How Enamel Breakdown Works

While it is translucent and seemingly invisible, the enamel on your teeth are very important. You wouldn’t have your strong, white teeth without it.  Your tooth enamel is the hard, clear protective, outer covering of your teeth.

This crucial tooth strengthener and protector, however, isn’t invincible.

Injury to a tooth, such as a tooth that gets chipped or broken, can crack and damage the tooth enamel, which in turn can compromise the strength of the tooth and the tooth’s resistance to tooth decay.

Poor oral hygiene, the lack of professional dental care, lifestyle habits such as smoking and drinking and a diet high in sugar and starches, can also destroy tooth enamel.

This later breakdown of tooth enamel is caused by unchecked, improperly treated plaque.

To understand the breakdown of tooth enamel, one must know of the important, crucial role of saliva. Saliva is your body’s natural, built-in mouthwash. It rinses out food particles from between teeth and it coats the teeth and gums to make their surfaces too slippery for food particles, germs and bacteria to stick to their surfaces.

Saliva also has the important role of coating the teeth with needed calcium and other minerals. These important vitamins and mineral help strengthen tooth enamel, making it the tooth hard and more resistant to decay.

As mentioned previously, there are many ways tooth enamel can become compromised. In cases where to the tooth enamel breaks down, there are conditions that hinder the replenishing, nourishing and strengthening of the tooth enamel.

When tooth enamel break down occurs, the tooth becomes susceptible to various oral health issues including tooth decay and gum disease.

When one thinks of tooth enamel break down, you likely think of the tooth enamel dissolving.

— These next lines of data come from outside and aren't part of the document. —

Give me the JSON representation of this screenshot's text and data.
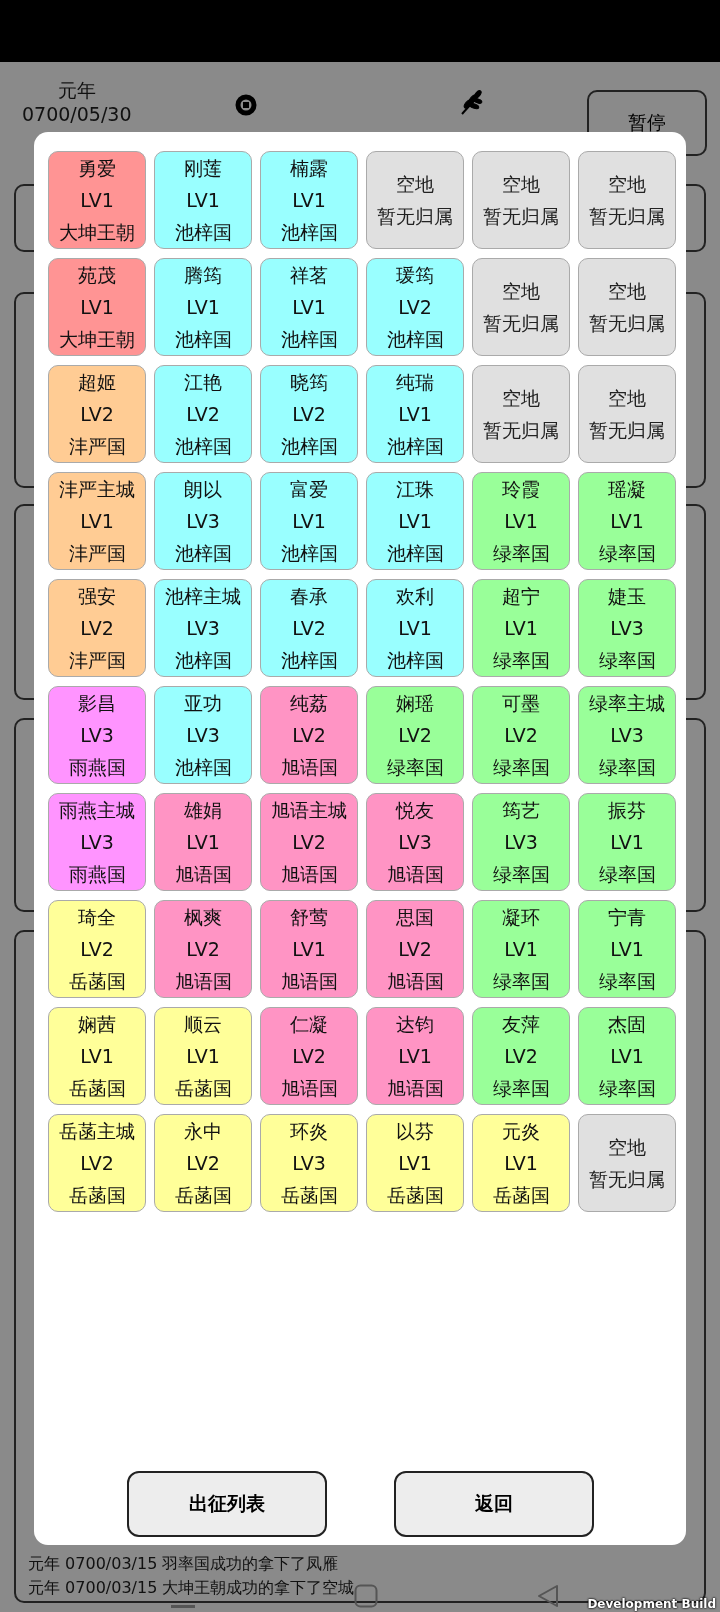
{
  "header": {
    "era": "元年",
    "date": "0700/05/30",
    "pause_button": "暂停"
  },
  "log": [
    "元年 0700/03/15  羽率国成功的拿下了凤雁",
    "元年 0700/03/15  大坤王朝成功的拿下了空城"
  ],
  "grid": [
    [
      {
        "kind": "city",
        "name": "勇爱",
        "level": "LV1",
        "owner": "大坤王朝",
        "color": "#ff9494"
      },
      {
        "kind": "city",
        "name": "刚莲",
        "level": "LV1",
        "owner": "池梓国",
        "color": "#99ffff"
      },
      {
        "kind": "city",
        "name": "楠露",
        "level": "LV1",
        "owner": "池梓国",
        "color": "#99ffff"
      },
      {
        "kind": "empty",
        "name": "空地",
        "owner": "暂无归属",
        "color": "#e0e0e0"
      },
      {
        "kind": "empty",
        "name": "空地",
        "owner": "暂无归属",
        "color": "#e0e0e0"
      },
      {
        "kind": "empty",
        "name": "空地",
        "owner": "暂无归属",
        "color": "#e0e0e0"
      }
    ],
    [
      {
        "kind": "city",
        "name": "苑茂",
        "level": "LV1",
        "owner": "大坤王朝",
        "color": "#ff9494"
      },
      {
        "kind": "city",
        "name": "腾筠",
        "level": "LV1",
        "owner": "池梓国",
        "color": "#99ffff"
      },
      {
        "kind": "city",
        "name": "祥茗",
        "level": "LV1",
        "owner": "池梓国",
        "color": "#99ffff"
      },
      {
        "kind": "city",
        "name": "瑗筠",
        "level": "LV2",
        "owner": "池梓国",
        "color": "#99ffff"
      },
      {
        "kind": "empty",
        "name": "空地",
        "owner": "暂无归属",
        "color": "#e0e0e0"
      },
      {
        "kind": "empty",
        "name": "空地",
        "owner": "暂无归属",
        "color": "#e0e0e0"
      }
    ],
    [
      {
        "kind": "city",
        "name": "超姬",
        "level": "LV2",
        "owner": "沣严国",
        "color": "#ffcc94"
      },
      {
        "kind": "city",
        "name": "江艳",
        "level": "LV2",
        "owner": "池梓国",
        "color": "#99ffff"
      },
      {
        "kind": "city",
        "name": "晓筠",
        "level": "LV2",
        "owner": "池梓国",
        "color": "#99ffff"
      },
      {
        "kind": "city",
        "name": "纯瑞",
        "level": "LV1",
        "owner": "池梓国",
        "color": "#99ffff"
      },
      {
        "kind": "empty",
        "name": "空地",
        "owner": "暂无归属",
        "color": "#e0e0e0"
      },
      {
        "kind": "empty",
        "name": "空地",
        "owner": "暂无归属",
        "color": "#e0e0e0"
      }
    ],
    [
      {
        "kind": "city",
        "name": "沣严主城",
        "level": "LV1",
        "owner": "沣严国",
        "color": "#ffcc94"
      },
      {
        "kind": "city",
        "name": "朗以",
        "level": "LV3",
        "owner": "池梓国",
        "color": "#99ffff"
      },
      {
        "kind": "city",
        "name": "富爱",
        "level": "LV1",
        "owner": "池梓国",
        "color": "#99ffff"
      },
      {
        "kind": "city",
        "name": "江珠",
        "level": "LV1",
        "owner": "池梓国",
        "color": "#99ffff"
      },
      {
        "kind": "city",
        "name": "玲霞",
        "level": "LV1",
        "owner": "绿率国",
        "color": "#99ff99"
      },
      {
        "kind": "city",
        "name": "瑶凝",
        "level": "LV1",
        "owner": "绿率国",
        "color": "#99ff99"
      }
    ],
    [
      {
        "kind": "city",
        "name": "强安",
        "level": "LV2",
        "owner": "沣严国",
        "color": "#ffcc94"
      },
      {
        "kind": "city",
        "name": "池梓主城",
        "level": "LV3",
        "owner": "池梓国",
        "color": "#99ffff"
      },
      {
        "kind": "city",
        "name": "春承",
        "level": "LV2",
        "owner": "池梓国",
        "color": "#99ffff"
      },
      {
        "kind": "city",
        "name": "欢利",
        "level": "LV1",
        "owner": "池梓国",
        "color": "#99ffff"
      },
      {
        "kind": "city",
        "name": "超宁",
        "level": "LV1",
        "owner": "绿率国",
        "color": "#99ff99"
      },
      {
        "kind": "city",
        "name": "婕玉",
        "level": "LV3",
        "owner": "绿率国",
        "color": "#99ff99"
      }
    ],
    [
      {
        "kind": "city",
        "name": "影昌",
        "level": "LV3",
        "owner": "雨燕国",
        "color": "#ff94ff"
      },
      {
        "kind": "city",
        "name": "亚功",
        "level": "LV3",
        "owner": "池梓国",
        "color": "#99ffff"
      },
      {
        "kind": "city",
        "name": "纯荔",
        "level": "LV2",
        "owner": "旭语国",
        "color": "#ff94c4"
      },
      {
        "kind": "city",
        "name": "娴瑶",
        "level": "LV2",
        "owner": "绿率国",
        "color": "#99ff99"
      },
      {
        "kind": "city",
        "name": "可墨",
        "level": "LV2",
        "owner": "绿率国",
        "color": "#99ff99"
      },
      {
        "kind": "city",
        "name": "绿率主城",
        "level": "LV3",
        "owner": "绿率国",
        "color": "#99ff99"
      }
    ],
    [
      {
        "kind": "city",
        "name": "雨燕主城",
        "level": "LV3",
        "owner": "雨燕国",
        "color": "#ff94ff"
      },
      {
        "kind": "city",
        "name": "雄娟",
        "level": "LV1",
        "owner": "旭语国",
        "color": "#ff94c4"
      },
      {
        "kind": "city",
        "name": "旭语主城",
        "level": "LV2",
        "owner": "旭语国",
        "color": "#ff94c4"
      },
      {
        "kind": "city",
        "name": "悦友",
        "level": "LV3",
        "owner": "旭语国",
        "color": "#ff94c4"
      },
      {
        "kind": "city",
        "name": "筠艺",
        "level": "LV3",
        "owner": "绿率国",
        "color": "#99ff99"
      },
      {
        "kind": "city",
        "name": "振芬",
        "level": "LV1",
        "owner": "绿率国",
        "color": "#99ff99"
      }
    ],
    [
      {
        "kind": "city",
        "name": "琦全",
        "level": "LV2",
        "owner": "岳菡国",
        "color": "#ffff99"
      },
      {
        "kind": "city",
        "name": "枫爽",
        "level": "LV2",
        "owner": "旭语国",
        "color": "#ff94c4"
      },
      {
        "kind": "city",
        "name": "舒莺",
        "level": "LV1",
        "owner": "旭语国",
        "color": "#ff94c4"
      },
      {
        "kind": "city",
        "name": "思国",
        "level": "LV2",
        "owner": "旭语国",
        "color": "#ff94c4"
      },
      {
        "kind": "city",
        "name": "凝环",
        "level": "LV1",
        "owner": "绿率国",
        "color": "#99ff99"
      },
      {
        "kind": "city",
        "name": "宁青",
        "level": "LV1",
        "owner": "绿率国",
        "color": "#99ff99"
      }
    ],
    [
      {
        "kind": "city",
        "name": "娴茜",
        "level": "LV1",
        "owner": "岳菡国",
        "color": "#ffff99"
      },
      {
        "kind": "city",
        "name": "顺云",
        "level": "LV1",
        "owner": "岳菡国",
        "color": "#ffff99"
      },
      {
        "kind": "city",
        "name": "仁凝",
        "level": "LV2",
        "owner": "旭语国",
        "color": "#ff94c4"
      },
      {
        "kind": "city",
        "name": "达钧",
        "level": "LV1",
        "owner": "旭语国",
        "color": "#ff94c4"
      },
      {
        "kind": "city",
        "name": "友萍",
        "level": "LV2",
        "owner": "绿率国",
        "color": "#99ff99"
      },
      {
        "kind": "city",
        "name": "杰固",
        "level": "LV1",
        "owner": "绿率国",
        "color": "#99ff99"
      }
    ],
    [
      {
        "kind": "city",
        "name": "岳菡主城",
        "level": "LV2",
        "owner": "岳菡国",
        "color": "#ffff99"
      },
      {
        "kind": "city",
        "name": "永中",
        "level": "LV2",
        "owner": "岳菡国",
        "color": "#ffff99"
      },
      {
        "kind": "city",
        "name": "环炎",
        "level": "LV3",
        "owner": "岳菡国",
        "color": "#ffff99"
      },
      {
        "kind": "city",
        "name": "以芬",
        "level": "LV1",
        "owner": "岳菡国",
        "color": "#ffff99"
      },
      {
        "kind": "city",
        "name": "元炎",
        "level": "LV1",
        "owner": "岳菡国",
        "color": "#ffff99"
      },
      {
        "kind": "empty",
        "name": "空地",
        "owner": "暂无归属",
        "color": "#e0e0e0"
      }
    ]
  ],
  "buttons": [
    "出征列表",
    "返回"
  ],
  "build_label": "Development Build"
}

In a sense, that is exactly what happens.

When certain drinks and foods are consumed, lifestyle choices are made, medication is taken and other oral health conditions, the saliva in the mouth can’t combat the onslaught of bacteria and germs. When the germs and bacteria find food particles to feed on, an acidic film is produced. The acid of this film that covers the teeth and gums, dissolves and destroys tooth enamel. This acidic food particle decomposition byproduct can accumulate on and between teeth in the form of plaque.

The acid of the plaque gradually eats away at tooth enamel and create pits in the enamel. The pits become more widespread and larger if not treated.

If left unchecked, acidic plaque will continue to destroy more and more layers of tooth enamel until the germs and bacteria penetrate the pulp (or center) of the tooth.

Tooth enamel doesn’t replenish itself as it isn’t made of living cells. Therefore, once tooth enamel is broken down and eroded, it’s gone forever.

Therefore, it is important to protect your tooth enamel. Below are some common culprits that cause the break down of tooth enamel and which you should either avoid or limit your intake of:

  • Soft drinks, which include high levels of citric and phosphoric acids

  • Fruit juices, which can have acid that is stronger and more corrosive than batter acid

  • A diet high in starches and sugar

  • Certain medications, namely antihistamines and aspirin

  • Excessive teeth grinding and jaw clenching from stress

Other factors that can increase your risk of tooth enamel corrosion include:

  • Certain genetic oral health conditions

  • Gastrointestinal conditions

  • Eating disorders

  • Acid reflux disease and GERD

  • Dry mouth or low salivary flow (xerostomia)

Your tooth enamel is important for strong, beautiful teeth. Once it has become broken down and compromised, the enamel can’t grow back and the teeth are more vulnerable to tooth decay and gum disease.

Proper oral hygiene, a nutritious and balanced diet and regular visits to the dentist are ways you can protect your teeth enamel from break down.

If it has been a while since your last dental examination and teeth cleaning, contact us Madison Smile Solutions today to schedule an appointment.